+++ THE DATA +++

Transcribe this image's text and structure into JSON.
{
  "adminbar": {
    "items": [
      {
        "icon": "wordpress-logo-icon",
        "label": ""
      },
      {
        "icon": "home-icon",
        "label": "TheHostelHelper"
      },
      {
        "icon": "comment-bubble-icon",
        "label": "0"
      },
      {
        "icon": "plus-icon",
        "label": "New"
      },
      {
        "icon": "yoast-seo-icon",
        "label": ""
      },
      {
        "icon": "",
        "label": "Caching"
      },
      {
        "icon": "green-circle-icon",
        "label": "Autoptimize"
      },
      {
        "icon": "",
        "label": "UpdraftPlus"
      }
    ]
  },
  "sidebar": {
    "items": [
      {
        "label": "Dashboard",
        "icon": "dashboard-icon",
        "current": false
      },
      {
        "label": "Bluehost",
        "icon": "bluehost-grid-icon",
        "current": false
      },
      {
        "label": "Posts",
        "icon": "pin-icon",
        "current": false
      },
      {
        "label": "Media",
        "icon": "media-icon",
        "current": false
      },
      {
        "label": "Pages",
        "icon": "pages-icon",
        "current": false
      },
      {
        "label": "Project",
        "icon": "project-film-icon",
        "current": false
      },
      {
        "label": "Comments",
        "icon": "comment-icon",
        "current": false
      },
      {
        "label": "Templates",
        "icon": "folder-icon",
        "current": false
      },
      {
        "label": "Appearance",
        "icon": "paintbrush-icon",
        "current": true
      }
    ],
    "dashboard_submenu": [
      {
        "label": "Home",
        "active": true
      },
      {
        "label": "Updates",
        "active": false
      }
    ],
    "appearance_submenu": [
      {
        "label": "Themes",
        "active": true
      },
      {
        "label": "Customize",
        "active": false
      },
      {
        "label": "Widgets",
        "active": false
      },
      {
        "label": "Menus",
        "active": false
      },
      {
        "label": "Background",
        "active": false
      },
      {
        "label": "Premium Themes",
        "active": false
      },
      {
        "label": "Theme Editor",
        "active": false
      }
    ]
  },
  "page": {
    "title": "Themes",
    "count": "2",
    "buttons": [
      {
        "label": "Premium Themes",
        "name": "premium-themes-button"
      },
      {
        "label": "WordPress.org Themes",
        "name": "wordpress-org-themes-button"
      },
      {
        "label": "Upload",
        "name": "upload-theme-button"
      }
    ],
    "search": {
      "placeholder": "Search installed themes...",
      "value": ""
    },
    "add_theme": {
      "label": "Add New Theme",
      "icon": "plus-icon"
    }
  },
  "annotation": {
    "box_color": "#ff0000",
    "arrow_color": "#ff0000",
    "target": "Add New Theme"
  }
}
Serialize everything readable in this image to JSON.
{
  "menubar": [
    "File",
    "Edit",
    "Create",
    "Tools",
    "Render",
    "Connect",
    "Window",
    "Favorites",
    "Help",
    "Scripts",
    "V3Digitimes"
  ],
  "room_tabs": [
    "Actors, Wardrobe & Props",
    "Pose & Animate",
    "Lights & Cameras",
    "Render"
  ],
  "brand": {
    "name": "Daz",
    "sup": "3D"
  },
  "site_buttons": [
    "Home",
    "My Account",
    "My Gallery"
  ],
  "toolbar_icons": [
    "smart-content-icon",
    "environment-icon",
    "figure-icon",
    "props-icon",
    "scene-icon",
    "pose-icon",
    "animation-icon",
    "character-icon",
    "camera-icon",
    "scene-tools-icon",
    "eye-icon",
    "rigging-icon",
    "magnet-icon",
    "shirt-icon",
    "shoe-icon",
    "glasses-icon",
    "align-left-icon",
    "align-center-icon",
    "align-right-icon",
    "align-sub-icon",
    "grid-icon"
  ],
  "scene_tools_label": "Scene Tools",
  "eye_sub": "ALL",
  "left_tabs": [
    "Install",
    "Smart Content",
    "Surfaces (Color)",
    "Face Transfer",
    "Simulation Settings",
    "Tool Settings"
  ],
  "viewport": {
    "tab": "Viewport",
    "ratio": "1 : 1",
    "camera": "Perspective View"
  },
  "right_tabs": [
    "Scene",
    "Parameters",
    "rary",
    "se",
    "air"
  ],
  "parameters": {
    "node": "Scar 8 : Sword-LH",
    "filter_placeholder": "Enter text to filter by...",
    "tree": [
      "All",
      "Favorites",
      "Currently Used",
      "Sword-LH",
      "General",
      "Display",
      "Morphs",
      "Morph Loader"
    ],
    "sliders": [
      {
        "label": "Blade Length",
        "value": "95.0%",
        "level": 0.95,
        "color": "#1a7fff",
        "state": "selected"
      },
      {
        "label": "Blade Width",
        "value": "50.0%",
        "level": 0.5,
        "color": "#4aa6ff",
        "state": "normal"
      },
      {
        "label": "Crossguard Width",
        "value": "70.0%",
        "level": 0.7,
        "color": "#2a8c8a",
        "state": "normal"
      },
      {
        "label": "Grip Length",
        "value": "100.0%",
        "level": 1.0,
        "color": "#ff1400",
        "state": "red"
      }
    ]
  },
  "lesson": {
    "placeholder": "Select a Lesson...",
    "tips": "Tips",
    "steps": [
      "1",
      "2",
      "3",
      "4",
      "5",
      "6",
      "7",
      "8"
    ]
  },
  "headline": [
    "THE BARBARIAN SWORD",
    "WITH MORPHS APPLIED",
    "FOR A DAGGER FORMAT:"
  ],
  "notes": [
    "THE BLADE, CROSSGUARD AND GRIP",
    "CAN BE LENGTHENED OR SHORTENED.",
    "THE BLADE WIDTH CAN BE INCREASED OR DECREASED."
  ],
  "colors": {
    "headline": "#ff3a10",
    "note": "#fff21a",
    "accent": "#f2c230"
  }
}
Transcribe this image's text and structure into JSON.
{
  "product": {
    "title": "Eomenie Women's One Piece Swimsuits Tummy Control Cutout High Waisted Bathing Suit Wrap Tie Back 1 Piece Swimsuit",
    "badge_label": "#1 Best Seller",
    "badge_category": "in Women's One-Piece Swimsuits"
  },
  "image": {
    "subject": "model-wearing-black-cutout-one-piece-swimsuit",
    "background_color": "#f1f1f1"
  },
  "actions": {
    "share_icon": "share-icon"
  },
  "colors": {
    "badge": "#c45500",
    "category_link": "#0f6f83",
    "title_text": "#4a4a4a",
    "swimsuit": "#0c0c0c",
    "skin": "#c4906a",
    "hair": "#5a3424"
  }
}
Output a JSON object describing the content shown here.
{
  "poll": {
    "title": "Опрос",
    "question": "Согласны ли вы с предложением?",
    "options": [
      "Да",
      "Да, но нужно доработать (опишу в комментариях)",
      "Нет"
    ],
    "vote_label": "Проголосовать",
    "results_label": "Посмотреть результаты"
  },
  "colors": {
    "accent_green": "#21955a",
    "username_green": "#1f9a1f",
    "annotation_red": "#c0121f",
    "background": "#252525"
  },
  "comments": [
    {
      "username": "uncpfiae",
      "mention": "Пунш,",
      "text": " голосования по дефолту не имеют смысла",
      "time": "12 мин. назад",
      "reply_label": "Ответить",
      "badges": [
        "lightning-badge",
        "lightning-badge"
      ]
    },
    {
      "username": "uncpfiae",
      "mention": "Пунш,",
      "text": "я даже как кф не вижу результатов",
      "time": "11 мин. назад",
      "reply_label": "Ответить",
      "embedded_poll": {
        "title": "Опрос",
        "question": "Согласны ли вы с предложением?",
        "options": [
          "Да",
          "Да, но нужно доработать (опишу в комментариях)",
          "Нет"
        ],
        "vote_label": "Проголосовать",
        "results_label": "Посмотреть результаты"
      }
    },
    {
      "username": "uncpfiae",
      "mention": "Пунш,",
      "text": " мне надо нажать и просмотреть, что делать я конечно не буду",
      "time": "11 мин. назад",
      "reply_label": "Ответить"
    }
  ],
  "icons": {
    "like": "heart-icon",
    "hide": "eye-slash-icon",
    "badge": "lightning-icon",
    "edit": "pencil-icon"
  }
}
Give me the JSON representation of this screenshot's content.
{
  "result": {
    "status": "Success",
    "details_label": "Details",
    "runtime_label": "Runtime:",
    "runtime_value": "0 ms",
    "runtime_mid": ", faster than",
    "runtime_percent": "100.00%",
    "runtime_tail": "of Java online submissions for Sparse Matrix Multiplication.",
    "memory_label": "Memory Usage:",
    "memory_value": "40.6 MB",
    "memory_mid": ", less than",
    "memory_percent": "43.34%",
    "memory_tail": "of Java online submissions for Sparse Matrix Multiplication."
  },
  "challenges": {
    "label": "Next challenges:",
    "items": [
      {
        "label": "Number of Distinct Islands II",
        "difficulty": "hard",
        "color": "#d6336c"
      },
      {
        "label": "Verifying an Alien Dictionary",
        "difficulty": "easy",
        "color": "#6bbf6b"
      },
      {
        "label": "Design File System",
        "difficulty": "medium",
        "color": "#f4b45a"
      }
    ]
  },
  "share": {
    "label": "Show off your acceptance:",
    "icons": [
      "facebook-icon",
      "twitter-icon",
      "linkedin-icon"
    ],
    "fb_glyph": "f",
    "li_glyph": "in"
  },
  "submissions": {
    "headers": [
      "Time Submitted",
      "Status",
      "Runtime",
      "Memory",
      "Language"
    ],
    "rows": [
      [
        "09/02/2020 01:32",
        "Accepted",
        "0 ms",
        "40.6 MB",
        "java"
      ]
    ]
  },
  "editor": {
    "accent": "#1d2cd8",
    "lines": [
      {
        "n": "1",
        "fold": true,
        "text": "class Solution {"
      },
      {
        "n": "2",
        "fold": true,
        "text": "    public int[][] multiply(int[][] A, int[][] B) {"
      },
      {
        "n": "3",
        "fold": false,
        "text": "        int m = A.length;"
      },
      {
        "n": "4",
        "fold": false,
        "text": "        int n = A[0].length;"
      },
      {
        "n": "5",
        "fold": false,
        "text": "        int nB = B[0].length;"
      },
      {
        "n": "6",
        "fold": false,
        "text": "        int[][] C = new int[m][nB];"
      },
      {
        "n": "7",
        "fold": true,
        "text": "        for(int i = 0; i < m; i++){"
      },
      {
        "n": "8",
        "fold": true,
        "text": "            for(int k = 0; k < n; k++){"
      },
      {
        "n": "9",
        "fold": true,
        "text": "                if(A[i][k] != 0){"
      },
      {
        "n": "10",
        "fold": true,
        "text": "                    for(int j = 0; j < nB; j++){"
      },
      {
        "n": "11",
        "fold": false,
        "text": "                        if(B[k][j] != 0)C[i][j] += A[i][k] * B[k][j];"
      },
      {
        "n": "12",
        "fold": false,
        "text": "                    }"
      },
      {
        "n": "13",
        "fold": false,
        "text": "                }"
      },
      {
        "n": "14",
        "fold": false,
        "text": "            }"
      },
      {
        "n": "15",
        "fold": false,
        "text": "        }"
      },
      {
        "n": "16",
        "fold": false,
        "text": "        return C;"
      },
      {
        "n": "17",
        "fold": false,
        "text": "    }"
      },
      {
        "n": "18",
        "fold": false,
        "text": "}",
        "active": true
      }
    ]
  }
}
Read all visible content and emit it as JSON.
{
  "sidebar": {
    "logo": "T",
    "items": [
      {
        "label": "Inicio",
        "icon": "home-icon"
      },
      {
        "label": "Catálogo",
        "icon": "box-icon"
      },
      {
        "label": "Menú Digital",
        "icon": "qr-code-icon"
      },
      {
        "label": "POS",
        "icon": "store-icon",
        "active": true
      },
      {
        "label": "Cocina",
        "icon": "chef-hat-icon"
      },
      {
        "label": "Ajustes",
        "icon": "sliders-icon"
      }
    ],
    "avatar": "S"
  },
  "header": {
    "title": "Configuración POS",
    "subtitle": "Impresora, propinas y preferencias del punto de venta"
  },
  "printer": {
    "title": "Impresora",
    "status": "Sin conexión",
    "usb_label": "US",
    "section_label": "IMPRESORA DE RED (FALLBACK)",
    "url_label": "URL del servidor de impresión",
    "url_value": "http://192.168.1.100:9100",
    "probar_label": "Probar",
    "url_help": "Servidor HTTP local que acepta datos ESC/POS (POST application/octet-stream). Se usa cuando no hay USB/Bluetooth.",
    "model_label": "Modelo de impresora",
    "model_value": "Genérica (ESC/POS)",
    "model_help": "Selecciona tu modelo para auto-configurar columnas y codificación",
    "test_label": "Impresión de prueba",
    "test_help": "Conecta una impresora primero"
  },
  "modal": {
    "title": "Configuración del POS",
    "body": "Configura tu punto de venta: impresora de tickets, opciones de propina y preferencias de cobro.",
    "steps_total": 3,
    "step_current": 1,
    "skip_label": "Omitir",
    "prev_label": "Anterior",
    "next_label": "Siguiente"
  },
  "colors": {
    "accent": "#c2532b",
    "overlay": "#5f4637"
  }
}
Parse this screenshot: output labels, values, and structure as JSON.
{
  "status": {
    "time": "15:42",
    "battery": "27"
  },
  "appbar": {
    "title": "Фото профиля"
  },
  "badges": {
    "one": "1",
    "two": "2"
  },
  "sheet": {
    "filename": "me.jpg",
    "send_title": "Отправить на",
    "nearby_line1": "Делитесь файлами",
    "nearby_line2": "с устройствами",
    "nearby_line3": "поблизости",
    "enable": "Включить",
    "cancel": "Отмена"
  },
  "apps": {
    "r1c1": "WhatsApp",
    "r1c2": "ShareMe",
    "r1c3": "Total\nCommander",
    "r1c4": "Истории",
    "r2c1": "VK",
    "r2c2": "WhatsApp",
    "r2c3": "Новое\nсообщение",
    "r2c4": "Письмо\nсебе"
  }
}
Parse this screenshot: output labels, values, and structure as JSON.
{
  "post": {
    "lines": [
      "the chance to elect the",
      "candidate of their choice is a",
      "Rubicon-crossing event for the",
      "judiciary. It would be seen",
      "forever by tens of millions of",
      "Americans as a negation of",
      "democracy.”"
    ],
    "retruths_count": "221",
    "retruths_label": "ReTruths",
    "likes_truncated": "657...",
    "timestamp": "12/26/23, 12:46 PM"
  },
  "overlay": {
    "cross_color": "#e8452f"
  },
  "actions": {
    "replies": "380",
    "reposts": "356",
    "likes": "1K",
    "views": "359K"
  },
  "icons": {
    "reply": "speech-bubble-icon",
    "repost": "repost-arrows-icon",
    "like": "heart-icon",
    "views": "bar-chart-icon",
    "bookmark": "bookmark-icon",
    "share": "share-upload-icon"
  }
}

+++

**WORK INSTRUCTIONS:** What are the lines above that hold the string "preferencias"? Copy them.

**OUTPUT BELOW:**
    "subtitle": "Impresora, propinas y preferencias del punto de venta"
    "body": "Configura tu punto de venta: impresora de tickets, opciones de propina y preferencias de cobro.",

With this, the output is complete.